A change in health status must be reported to the Chair of the department.  Failure to submit a medical release or information regarding a change in health status within 30 days is grounds for immediate dismissal from a Health Career Program.

If you have a documented learning, psychological, or physical disability you may be entitled to reasonable academic accommodations or services. To request accommodations or services, contact the Access and Disability Resource Center at the Des Plaines or Skokie campus. All students are expected to fulfill essential course requirements. The College will not waive any essential skill or requirement of a course or degree program.

Oakton Community College is committed to maintaining a campus environment emphasizing the dignity and worth of all members of the community, and complies with all federal and state Title IX requirements.

Resources and support for
  • pregnancy-related and parenting accommodations; and
  • victims of sexual misconduct
can be found at

Resources and support for LGBTQ+ students can be found at

Electronic video and/or audio recording is not permitted during class unless the student obtains written permission from the instructor. In cases where recordings are allowed, such content is restricted to personal use only. Any distribution of such recordings is strictly prohibited. Personal use is defined as use by an individual student for the purpose of studying or completing course assignments.

For students who have been approved for audio and/or video recording of lectures and other classroom activities as a reasonable accommodation by Oakton’s Access Disabilities Resource Center (ADRC), applicable federal law requires instructors to permit those recordings. Such recordings are also limited to personal use. Any distribution of such recordings is strictly prohibited.

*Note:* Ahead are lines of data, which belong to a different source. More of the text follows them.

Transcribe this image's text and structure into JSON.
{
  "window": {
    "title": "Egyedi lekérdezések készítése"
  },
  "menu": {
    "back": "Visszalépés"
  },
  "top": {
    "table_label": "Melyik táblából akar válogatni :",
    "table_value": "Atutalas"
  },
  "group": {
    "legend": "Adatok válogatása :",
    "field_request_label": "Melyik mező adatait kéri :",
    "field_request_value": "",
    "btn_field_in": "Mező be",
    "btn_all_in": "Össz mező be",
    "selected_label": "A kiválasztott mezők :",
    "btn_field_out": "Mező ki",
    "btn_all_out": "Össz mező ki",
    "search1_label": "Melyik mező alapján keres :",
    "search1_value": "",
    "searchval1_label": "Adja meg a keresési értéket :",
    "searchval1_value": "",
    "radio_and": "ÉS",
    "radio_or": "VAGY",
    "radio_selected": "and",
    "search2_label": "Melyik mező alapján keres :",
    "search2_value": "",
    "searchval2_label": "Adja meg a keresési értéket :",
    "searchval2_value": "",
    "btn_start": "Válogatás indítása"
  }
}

Violation of this policy will result in disciplinary action through the Code of Student Conduct.